It’s Lent - the season for fish specials and special fish. So grab a plate of the beer-battered former and take a look at two very exotic examples of the latter.
First on the line is the capture and release of a rare white blue marlin by anglers aboard a sport fishing boat off the coast of Costa Rica near Los Suenos. Pictures taken by the crew show this beautiful fish being reeled in and then carefully released by the crew.
While most reports joined with the publicity-savvy captain of the boat in calling it an albino, the International Game Fish Association issued this statement.
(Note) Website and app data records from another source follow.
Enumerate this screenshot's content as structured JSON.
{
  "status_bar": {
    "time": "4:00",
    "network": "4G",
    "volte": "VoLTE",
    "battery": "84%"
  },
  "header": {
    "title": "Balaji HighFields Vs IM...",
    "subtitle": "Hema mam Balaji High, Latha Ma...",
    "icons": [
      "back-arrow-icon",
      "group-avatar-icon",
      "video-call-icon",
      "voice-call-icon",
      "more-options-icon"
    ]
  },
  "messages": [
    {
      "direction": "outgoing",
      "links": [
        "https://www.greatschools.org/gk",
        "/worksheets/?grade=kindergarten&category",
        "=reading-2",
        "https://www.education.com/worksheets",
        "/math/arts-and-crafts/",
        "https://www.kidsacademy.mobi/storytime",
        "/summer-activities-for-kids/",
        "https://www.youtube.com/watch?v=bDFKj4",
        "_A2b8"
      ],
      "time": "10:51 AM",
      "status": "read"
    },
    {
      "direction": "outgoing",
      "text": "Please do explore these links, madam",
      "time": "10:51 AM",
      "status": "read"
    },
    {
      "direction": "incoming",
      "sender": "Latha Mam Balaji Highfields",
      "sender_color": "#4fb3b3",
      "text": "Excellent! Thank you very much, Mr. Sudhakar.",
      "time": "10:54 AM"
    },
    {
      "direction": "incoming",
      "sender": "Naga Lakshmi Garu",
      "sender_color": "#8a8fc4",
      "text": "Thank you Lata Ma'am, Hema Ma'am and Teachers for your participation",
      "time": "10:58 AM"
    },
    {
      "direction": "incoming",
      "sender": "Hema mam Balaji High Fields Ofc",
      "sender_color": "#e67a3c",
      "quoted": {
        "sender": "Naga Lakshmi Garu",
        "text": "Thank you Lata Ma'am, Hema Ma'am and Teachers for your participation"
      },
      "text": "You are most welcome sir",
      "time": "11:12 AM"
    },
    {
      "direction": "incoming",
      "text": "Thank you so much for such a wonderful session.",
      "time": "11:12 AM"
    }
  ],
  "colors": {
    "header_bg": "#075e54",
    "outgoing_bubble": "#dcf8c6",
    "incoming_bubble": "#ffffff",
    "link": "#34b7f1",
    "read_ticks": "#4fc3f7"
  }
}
Although common names for marlin generally focus on color (e.g., black marlin, blue marlin, white marlin, etc.) color is typically not the best feature to use in identifying billfish. Especially in this case! The shape and size of this marlin’s dorsal and pectoral fins clearly indicate that it’s a blue marlin even though it’s not blue at all. The eye color – black, rather than red or pink – also indicates that this marlin is leucistic (which is a reduction in pigmentation) rather than albino.
Next in the net is the paper in Current Biology about the discovery off the coast of California of the Semirostrum ceruttii, a new species of porpoise related to the extinct Californian porpoise. This unusual mammal had a lower jaw measuring 85 centimeters, a massive chin when compared to the 2 centimeter one on a crown porpoise. Named for its discoverer, Richard Cerutti, and the Latin word for half-beak, it is believed the porpoise’s long jaw contained nerves which helped it probe for and scoop up small fish and crustaceans.
Two unusual sea creatures who prove once again that studying the wonders of nature is not pointless. Ouch!